My daughter had a performance last weekend with her cheerleading dance team at George Washington High School in Washington Heights. After the show, her coach, Ms. Sapp, stopped at a local Dominican restaurant to use the bathroom and buy some food.
She asks one of the Dominican waitresses if they have oxtail. The woman ignores her repeated requests while at the same time attending to other customers who come in after Ms. Sapp. Another waitress walks over and asks: “What do you need?” Ms. Sapp, a black woman who loves her kids, our kids, my kid, with a fierceness and hard hand that I admire and can relate to, asks, “Do you have oxtail?” The waitress answers, “Yes, but it’s expensive.” I imagine Ms. Sapp’s face. She smirks that sarcastic, “I see you” kind of smirk. She has experienced this before. She has been on the receiving end of this kind of racism from Latinos who look just like her but deny their blackness.“I didn’t ask you if it was expensive.” She can’t be bothered. She has a group of cheerleader dancers waiting for her. It is them who need her attention.

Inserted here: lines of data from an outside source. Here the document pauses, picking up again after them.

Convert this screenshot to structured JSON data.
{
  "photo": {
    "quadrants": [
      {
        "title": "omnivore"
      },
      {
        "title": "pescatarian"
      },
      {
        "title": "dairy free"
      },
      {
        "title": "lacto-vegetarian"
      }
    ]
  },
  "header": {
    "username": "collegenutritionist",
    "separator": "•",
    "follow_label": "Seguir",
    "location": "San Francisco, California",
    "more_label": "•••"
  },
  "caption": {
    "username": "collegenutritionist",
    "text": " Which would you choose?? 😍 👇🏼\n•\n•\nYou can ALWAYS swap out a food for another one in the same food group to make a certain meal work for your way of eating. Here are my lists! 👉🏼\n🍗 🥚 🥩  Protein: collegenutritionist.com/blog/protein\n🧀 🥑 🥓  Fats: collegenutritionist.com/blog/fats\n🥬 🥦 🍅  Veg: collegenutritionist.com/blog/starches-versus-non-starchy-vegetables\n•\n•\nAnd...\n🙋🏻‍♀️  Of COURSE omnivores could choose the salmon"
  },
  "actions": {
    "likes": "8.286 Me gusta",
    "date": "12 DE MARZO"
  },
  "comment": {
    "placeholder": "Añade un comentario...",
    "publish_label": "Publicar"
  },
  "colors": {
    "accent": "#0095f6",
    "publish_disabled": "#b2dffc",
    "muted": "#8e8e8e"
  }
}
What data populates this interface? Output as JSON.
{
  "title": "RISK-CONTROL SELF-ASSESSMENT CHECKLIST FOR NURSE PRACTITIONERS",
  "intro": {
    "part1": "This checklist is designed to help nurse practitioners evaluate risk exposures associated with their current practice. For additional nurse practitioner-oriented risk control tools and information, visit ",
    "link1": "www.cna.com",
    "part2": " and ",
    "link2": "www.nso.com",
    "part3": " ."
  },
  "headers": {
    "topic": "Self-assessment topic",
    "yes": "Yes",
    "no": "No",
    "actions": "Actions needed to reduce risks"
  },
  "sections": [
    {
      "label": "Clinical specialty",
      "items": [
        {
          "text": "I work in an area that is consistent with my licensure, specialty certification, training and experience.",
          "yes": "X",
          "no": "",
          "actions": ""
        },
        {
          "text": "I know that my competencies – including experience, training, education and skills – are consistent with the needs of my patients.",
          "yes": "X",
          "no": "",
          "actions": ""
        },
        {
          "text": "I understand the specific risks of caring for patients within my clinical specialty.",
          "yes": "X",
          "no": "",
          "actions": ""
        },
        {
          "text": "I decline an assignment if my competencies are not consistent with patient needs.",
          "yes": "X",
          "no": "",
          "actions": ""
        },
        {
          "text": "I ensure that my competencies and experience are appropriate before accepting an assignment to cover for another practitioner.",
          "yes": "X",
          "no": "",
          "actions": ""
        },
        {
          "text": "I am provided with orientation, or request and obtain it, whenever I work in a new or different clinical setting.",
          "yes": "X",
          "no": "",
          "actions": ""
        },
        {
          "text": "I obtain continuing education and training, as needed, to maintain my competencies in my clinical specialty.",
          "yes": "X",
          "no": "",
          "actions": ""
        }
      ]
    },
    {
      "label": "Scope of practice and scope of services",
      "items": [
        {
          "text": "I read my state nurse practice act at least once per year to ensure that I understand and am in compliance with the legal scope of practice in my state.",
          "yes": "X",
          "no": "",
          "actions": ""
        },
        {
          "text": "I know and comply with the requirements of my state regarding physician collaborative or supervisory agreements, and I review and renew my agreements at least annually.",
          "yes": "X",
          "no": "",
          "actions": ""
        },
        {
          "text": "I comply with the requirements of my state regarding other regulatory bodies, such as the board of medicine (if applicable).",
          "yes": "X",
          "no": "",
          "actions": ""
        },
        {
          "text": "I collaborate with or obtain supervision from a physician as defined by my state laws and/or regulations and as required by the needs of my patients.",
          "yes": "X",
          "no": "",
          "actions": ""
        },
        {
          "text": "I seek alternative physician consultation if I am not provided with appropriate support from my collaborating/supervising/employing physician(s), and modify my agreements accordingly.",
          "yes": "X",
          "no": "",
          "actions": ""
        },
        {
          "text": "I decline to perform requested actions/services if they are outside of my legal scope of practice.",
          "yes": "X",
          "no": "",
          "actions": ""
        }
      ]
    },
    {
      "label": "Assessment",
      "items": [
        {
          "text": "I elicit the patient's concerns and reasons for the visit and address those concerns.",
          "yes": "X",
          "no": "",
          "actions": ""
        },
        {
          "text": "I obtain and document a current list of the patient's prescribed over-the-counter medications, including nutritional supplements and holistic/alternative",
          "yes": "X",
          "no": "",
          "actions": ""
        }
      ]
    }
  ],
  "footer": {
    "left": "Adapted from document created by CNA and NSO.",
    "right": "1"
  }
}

She walks out. She tells her girls (that’s what she calls them: “my girls”) what happened. She lets them take it in. My daughter shakes her head. Says: “That’s so racist.” Ms Sapp nods, “Yes, yes it is.”

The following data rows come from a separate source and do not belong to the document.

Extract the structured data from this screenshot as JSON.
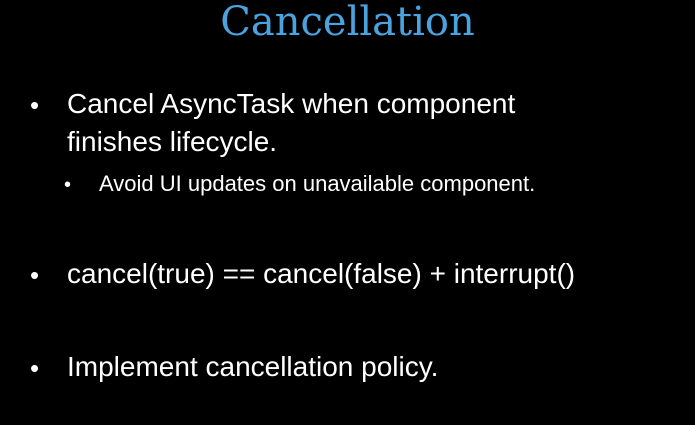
{
  "slide": {
    "title": "Cancellation",
    "bullets": [
      {
        "marker": "•",
        "lines": [
          "Cancel AsyncTask when component",
          "finishes lifecycle."
        ],
        "sub_bullets": [
          {
            "marker": "•",
            "text": "Avoid UI updates on unavailable component."
          }
        ]
      },
      {
        "marker": "•",
        "lines": [
          "cancel(true) == cancel(false) + interrupt()"
        ]
      },
      {
        "marker": "•",
        "lines": [
          "Implement cancellation policy."
        ]
      }
    ]
  },
  "colors": {
    "background": "#000000",
    "title": "#4aa3df",
    "text": "#ffffff"
  }
}
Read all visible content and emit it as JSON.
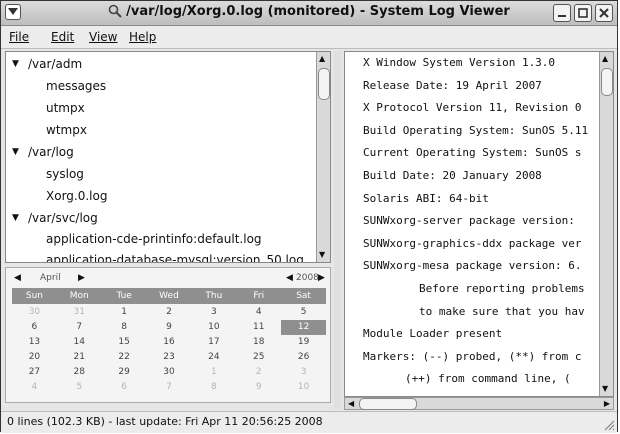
{
  "window": {
    "title": "/var/log/Xorg.0.log (monitored) - System Log Viewer"
  },
  "menu": [
    {
      "label": "File"
    },
    {
      "label": "Edit"
    },
    {
      "label": "View"
    },
    {
      "label": "Help"
    }
  ],
  "tree": [
    {
      "label": "/var/adm",
      "level": 0,
      "expanded": true
    },
    {
      "label": "messages",
      "level": 1
    },
    {
      "label": "utmpx",
      "level": 1
    },
    {
      "label": "wtmpx",
      "level": 1
    },
    {
      "label": "/var/log",
      "level": 0,
      "expanded": true
    },
    {
      "label": "syslog",
      "level": 1
    },
    {
      "label": "Xorg.0.log",
      "level": 1
    },
    {
      "label": "/var/svc/log",
      "level": 0,
      "expanded": true
    },
    {
      "label": "application-cde-printinfo:default.log",
      "level": 1
    },
    {
      "label": "application-database-mysql:version_50.log",
      "level": 1
    }
  ],
  "calendar": {
    "month": "April",
    "year": "2008",
    "day_names": [
      "Sun",
      "Mon",
      "Tue",
      "Wed",
      "Thu",
      "Fri",
      "Sat"
    ],
    "weeks": [
      [
        "30",
        "31",
        "1",
        "2",
        "3",
        "4",
        "5"
      ],
      [
        "6",
        "7",
        "8",
        "9",
        "10",
        "11",
        "12"
      ],
      [
        "13",
        "14",
        "15",
        "16",
        "17",
        "18",
        "19"
      ],
      [
        "20",
        "21",
        "22",
        "23",
        "24",
        "25",
        "26"
      ],
      [
        "27",
        "28",
        "29",
        "30",
        "1",
        "2",
        "3"
      ],
      [
        "4",
        "5",
        "6",
        "7",
        "8",
        "9",
        "10"
      ]
    ],
    "selected_day": "12"
  },
  "log_lines": [
    {
      "text": "X Window System Version 1.3.0",
      "indent": 0
    },
    {
      "text": "Release Date: 19 April 2007",
      "indent": 0
    },
    {
      "text": "X Protocol Version 11, Revision 0",
      "indent": 0
    },
    {
      "text": "Build Operating System: SunOS 5.11",
      "indent": 0
    },
    {
      "text": "Current Operating System: SunOS s",
      "indent": 0
    },
    {
      "text": "Build Date: 20 January 2008",
      "indent": 0
    },
    {
      "text": "Solaris ABI: 64-bit",
      "indent": 0
    },
    {
      "text": "SUNWxorg-server package version:",
      "indent": 0
    },
    {
      "text": "SUNWxorg-graphics-ddx package ver",
      "indent": 0
    },
    {
      "text": "SUNWxorg-mesa package version: 6.",
      "indent": 0
    },
    {
      "text": "Before reporting problems",
      "indent": 1
    },
    {
      "text": "to make sure that you hav",
      "indent": 1
    },
    {
      "text": "Module Loader present",
      "indent": 0
    },
    {
      "text": "Markers: (--) probed, (**) from c",
      "indent": 0
    },
    {
      "text": "(++) from command line, (",
      "indent": 2
    }
  ],
  "status": {
    "text": "0 lines (102.3 KB) - last update: Fri Apr 11 20:56:25 2008"
  },
  "icons": {
    "title": "magnifier-icon",
    "window_menu": "window-menu-icon",
    "minimize": "minimize-icon",
    "maximize": "maximize-icon",
    "close": "close-icon"
  }
}
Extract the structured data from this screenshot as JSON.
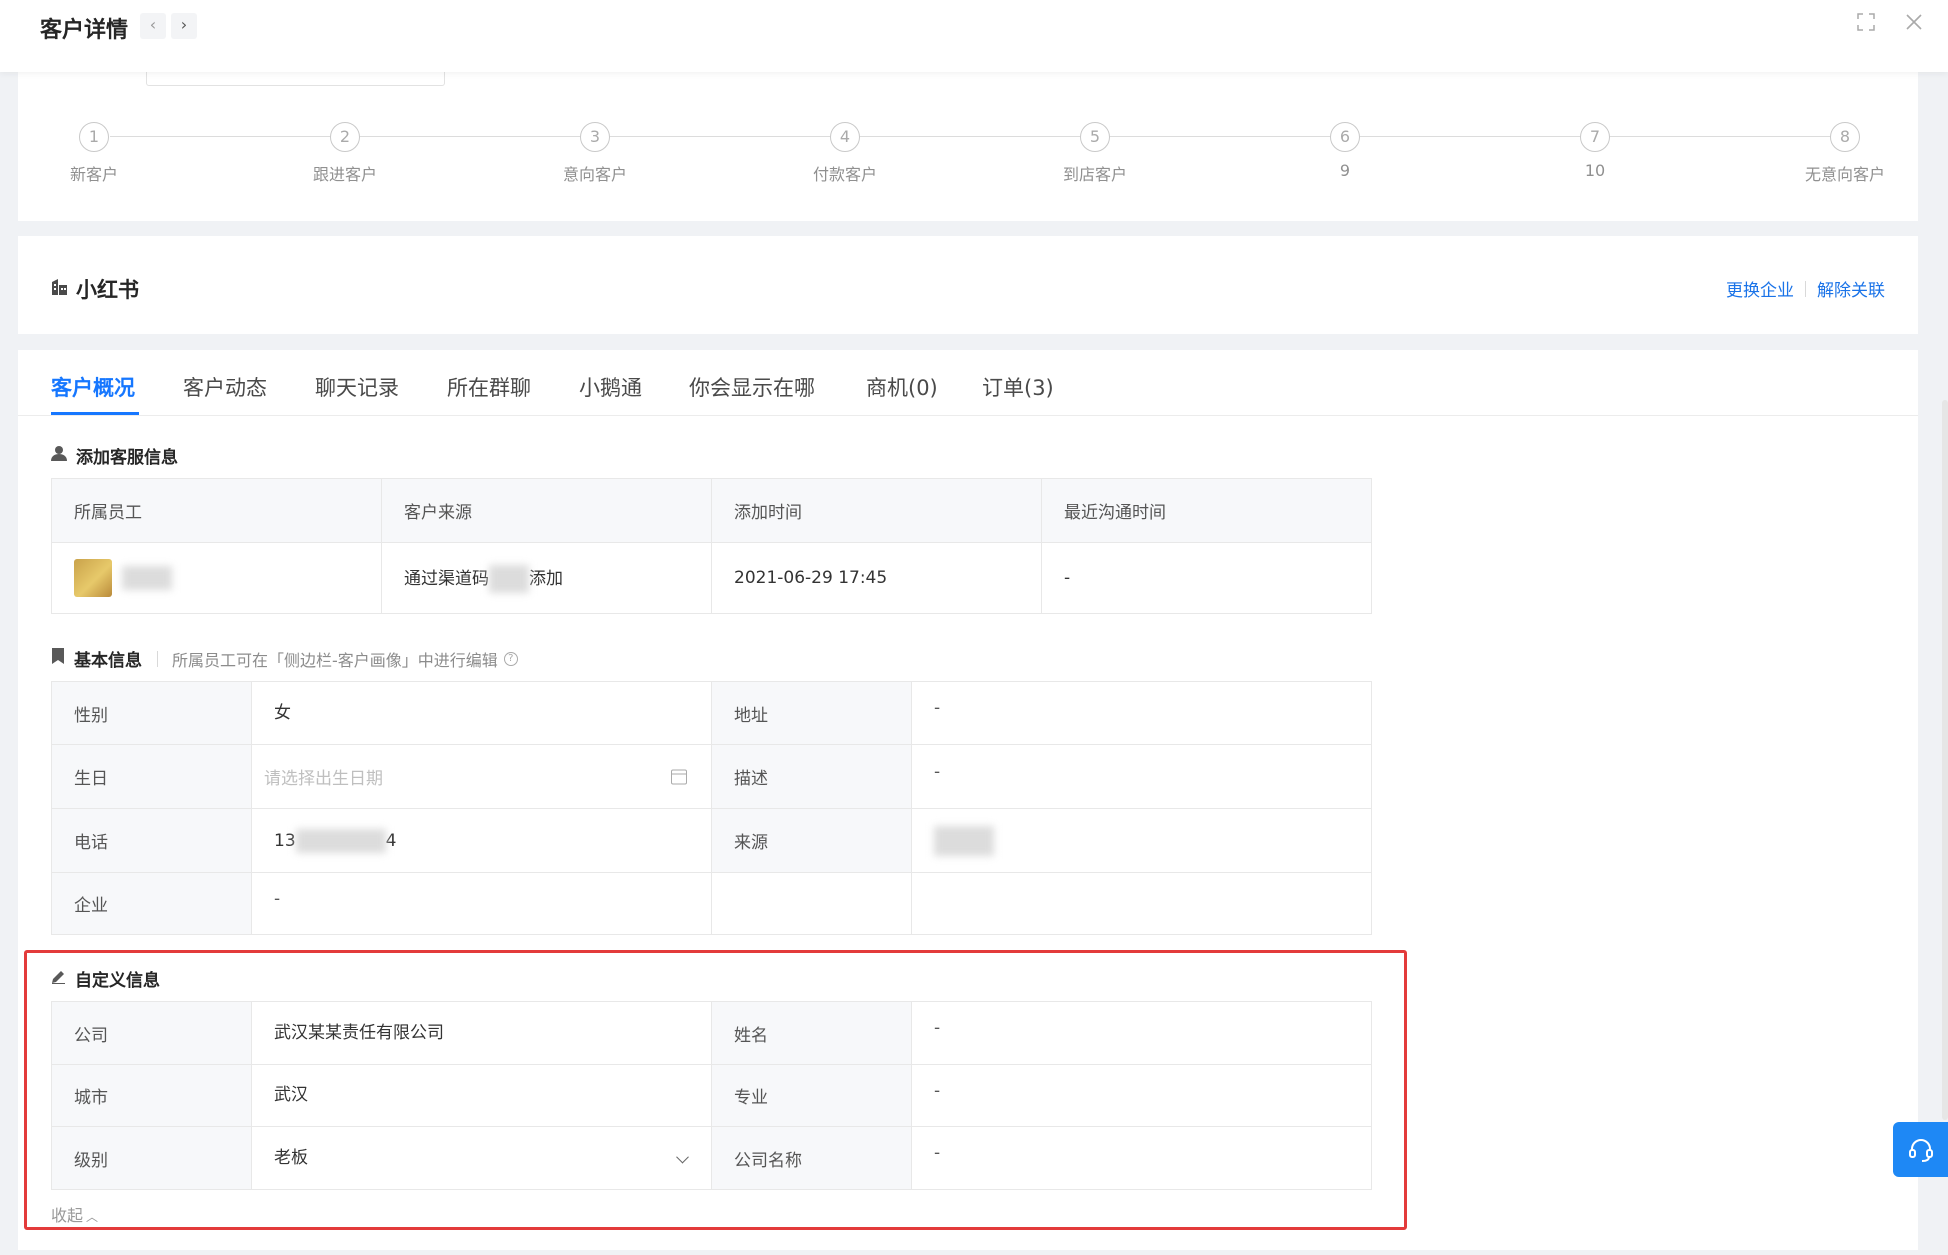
{
  "header": {
    "title": "客户详情",
    "prev_icon": "chevron-left-icon",
    "next_icon": "chevron-right-icon",
    "expand_icon": "expand-icon",
    "close_icon": "close-icon"
  },
  "steps": [
    {
      "num": "1",
      "label": "新客户"
    },
    {
      "num": "2",
      "label": "跟进客户"
    },
    {
      "num": "3",
      "label": "意向客户"
    },
    {
      "num": "4",
      "label": "付款客户"
    },
    {
      "num": "5",
      "label": "到店客户"
    },
    {
      "num": "6",
      "label": "9"
    },
    {
      "num": "7",
      "label": "10"
    },
    {
      "num": "8",
      "label": "无意向客户"
    }
  ],
  "company": {
    "name": "小红书",
    "icon": "building-icon",
    "change_label": "更换企业",
    "unlink_label": "解除关联"
  },
  "tabs": [
    "客户概况",
    "客户动态",
    "聊天记录",
    "所在群聊",
    "小鹅通",
    "你会显示在哪",
    "商机(0)",
    "订单(3)"
  ],
  "active_tab": "客户概况",
  "service": {
    "heading": "添加客服信息",
    "columns": [
      "所属员工",
      "客户来源",
      "添加时间",
      "最近沟通时间"
    ],
    "row": {
      "source_prefix": "通过渠道码",
      "source_suffix": "添加",
      "added_time": "2021-06-29 17:45",
      "last_contact": "-"
    }
  },
  "basic": {
    "heading": "基本信息",
    "note": "所属员工可在「侧边栏-客户画像」中进行编辑",
    "gender_label": "性别",
    "gender": "女",
    "address_label": "地址",
    "address": "-",
    "birthday_label": "生日",
    "birthday_placeholder": "请选择出生日期",
    "desc_label": "描述",
    "desc": "-",
    "phone_label": "电话",
    "phone_prefix": "13",
    "phone_suffix": "4",
    "origin_label": "来源",
    "company_label": "企业",
    "company": "-"
  },
  "custom": {
    "heading": "自定义信息",
    "company_label": "公司",
    "company": "武汉某某责任有限公司",
    "name_label": "姓名",
    "name": "-",
    "city_label": "城市",
    "city": "武汉",
    "major_label": "专业",
    "major": "-",
    "level_label": "级别",
    "level": "老板",
    "company_name_label": "公司名称",
    "company_name": "-",
    "collapse_label": "收起"
  },
  "colors": {
    "accent": "#1677ff",
    "highlight_box": "#e33b3b",
    "float_button": "#1e88f5"
  },
  "float_icon": "customer-service-icon"
}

I am working on this essay at the Barnes & Noble on Union Square, at the Starbucks on the third floor. A black man with a thick, salt and pepper beard and a plaid shirt, sits at the table next to me. He is reading on his iPad. His camera sits on the table next to him. A white man approaches. Says: “Nice camera.” Black man looks up and nods. White man says: “They don’t make them like that anymore.” Black man nods again. The white man starts to ask questions, make comments. The black man’s responses are curt, mono-syllabic. White man says: “I was just trying to make conversation.” Black man nods. White man walks away. Black man turns to me. I smirk. He says: “Do I look friendly?” We both laugh. Black man says: “Not to be prejudiced, but they come up to us and they expect us to talk to them. Like we have to…” I nod, say, “Amen.” Black man walks to garbage to throw out his cup. He leaves his iPad and headphones and camera and bag. I think: “Homie is crazy. He’s leaving all his shit.” I watch to make sure no one steals his stuff. He comes back after five minutes, a fresh cup of coffee in his hand. He starts to pack his stuff. Puts his camera in his bag. I say: “It is a nice camera though.” We laugh. He says: “You have a nice day.” I say: “You do the same.”